Right In The Nuts – A Tribute to Aerosmith – Review

Right In The Nuts

A Tribute to Aerosmith (Small Stone)
by Craig Regala

Last cut on the second CD is Core doing “Soul Shaker” just like the sound check I saw Jeff Beck do in ’75 when he was screwin’ around with Miles Davis’ “Jack Johnson.” I think it’s a hoot. It’s also the farthest thing “out” here, but is indicative of the level of freedom the Small Stone execs allowed the bands. At first I found this kinda off-putting the same way I did with that Lizzy trib outta Chicago a few years back. Both of these bands have such a signature vocal sound and attack in the classic “really good singer who perfectly knows his range” way, and the tune’s hooks and general proceedings focus around their sound.
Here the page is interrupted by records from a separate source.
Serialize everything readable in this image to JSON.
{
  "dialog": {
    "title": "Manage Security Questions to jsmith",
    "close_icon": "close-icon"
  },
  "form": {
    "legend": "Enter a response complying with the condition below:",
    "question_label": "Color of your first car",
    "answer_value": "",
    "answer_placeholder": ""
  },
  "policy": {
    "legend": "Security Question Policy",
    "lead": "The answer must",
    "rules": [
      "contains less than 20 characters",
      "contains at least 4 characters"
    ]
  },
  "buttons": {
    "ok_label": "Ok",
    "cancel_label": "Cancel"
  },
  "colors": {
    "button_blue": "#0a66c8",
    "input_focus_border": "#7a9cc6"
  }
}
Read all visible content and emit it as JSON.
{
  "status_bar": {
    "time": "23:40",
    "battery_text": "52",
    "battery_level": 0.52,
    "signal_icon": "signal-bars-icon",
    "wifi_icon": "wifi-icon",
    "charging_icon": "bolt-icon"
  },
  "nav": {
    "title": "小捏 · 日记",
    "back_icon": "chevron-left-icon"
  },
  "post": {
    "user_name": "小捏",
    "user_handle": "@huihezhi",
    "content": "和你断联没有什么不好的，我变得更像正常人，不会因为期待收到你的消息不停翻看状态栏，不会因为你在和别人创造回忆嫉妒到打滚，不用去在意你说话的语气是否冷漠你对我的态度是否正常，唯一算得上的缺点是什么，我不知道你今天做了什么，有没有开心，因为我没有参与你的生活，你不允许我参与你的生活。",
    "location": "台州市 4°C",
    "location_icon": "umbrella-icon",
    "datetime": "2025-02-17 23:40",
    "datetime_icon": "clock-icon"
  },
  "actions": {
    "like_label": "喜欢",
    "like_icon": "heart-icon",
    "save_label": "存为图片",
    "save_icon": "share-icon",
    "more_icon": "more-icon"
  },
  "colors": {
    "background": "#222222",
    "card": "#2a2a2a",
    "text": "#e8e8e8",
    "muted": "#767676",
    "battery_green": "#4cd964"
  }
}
Luckily, Aerosmith was a rock’n’roll/hard rock band and the music itself had plenty of ass meat for both tall and small to chew on. So as I listen to this trib as a hail! hail! rock’n’roll! thing, it’s A-OK to pretty good. The three best Aerosmith covers I’ve heard previously were by Testament, Die Kreutzen and Green River (live take on “Nobody’s Fault” – Solace does a powerful version here, like if Kiss-style hard rock had developed into something full on), so now you know…

Overall, you can chuck the covers into three piles. Straight-up love of the kick-ass originals pile one includes Fireball Ministry‘s “Movin’ Out,” Altamont‘s double-wide haul through “Make It” (dig that cowbell!), Atomic Bitchwax‘s well-gripped “Combination” – tough one especially when you hit that polyrhythmic hoo-ha the last minute – and The Quill‘s “S.O.S,” which sounds like they’ve been there awhile. Before I continue, I want to stress these covers aren’t bending over to Xerox the originals, they just work a similar stroll to the tunes. Honky bites down on “Adam’s Apple” as does Speedball with “Rats in the Cellar” and Voltage with “Draw The Line.” Electric Frankenstein gut-punches “Sick As a Dog” and prove their M.O. of rock ? punk? what the fuck! I bet those guys can do 10 Dead Boys covers from memory. Roadsaw have so much of this steamy rock’n’roll in ‘m they do just fine with “Toys In the Attic,” and Scissorfight (doing “Lick and a Promise”) is new to me but not to people who’ve been payin’ attention. Sounds like they could share a gig with, well, most anyone here.

Pile two isn’t too far off from pile one, except the bands’ personal grunt is a bit farther off. Puny Humans go for both the riff root grunt and crash cymbol stomp on “Rock In A Hard Place,” Drunk Horse kinda dirt stroke metalize “Kings and Queens,” and The Want sorta do the same thing with the fabulous “Let The Music Do The Talkin’,” honing in on the belly riff. Before the last cut by Core, three bands do heavy rock psychedelic-tinged takes on “Walkin’ the Dog” (Volume), “Seasons Of Wither” (Nova Driver), and “Lord Of The Thighs,” Red Giant slippin’ on their Fu Manchu-style flares. Similar to those guys is Half Man‘s stroll through “Round & Round.” The aptly named Iron Boss power gargle through “Train Kept A Rollin'” like they have a good-sized bottle of Antiseen/Confederacy Of Scum medicine around the house. Men of Porn prove Melvinizing “Lightning Strikes” is a good idea, and Soul Clique pull the not-so-latent funk out of “Last Child” using mid-’70s Funkadelic as a role model.

It’s kinda cool how some of these bands have worked this stuff back to the root heritage, proving how good the songs are when you scrape the sheen off (maybe these are all pile two-style too, but the boss paid for a three-pile review). So: for roots hoo-ha you get the acousticy backporch “Chip Away At The Stone” by Gideon Smith & the Dixie Damned, Raging Slab‘s mid-Southern kickass take on “Bone To Bone (Coney Island Whiteish)”, and Five Horse Johnson harmonica hawg tyin’ grease and grits “Bright Light Fright.” Finishing this heap is Alabama Thunderpussy‘s go for the groove, go for the riff, roll it in cowshit redefining of “Sweet Emotion.” It’s great.

Up there with Core in the you-guys-don’t-get-your-own pile section is Natas with a slow-stirred cover of “Remember (Walking in the Sand)” using a bit of the Kyuss-does-Gilberto-Gil thing with the last two minutes. Yeah, I know some of these songs are covers, but Aerosmith defined ‘m for our ears, or at least got there first.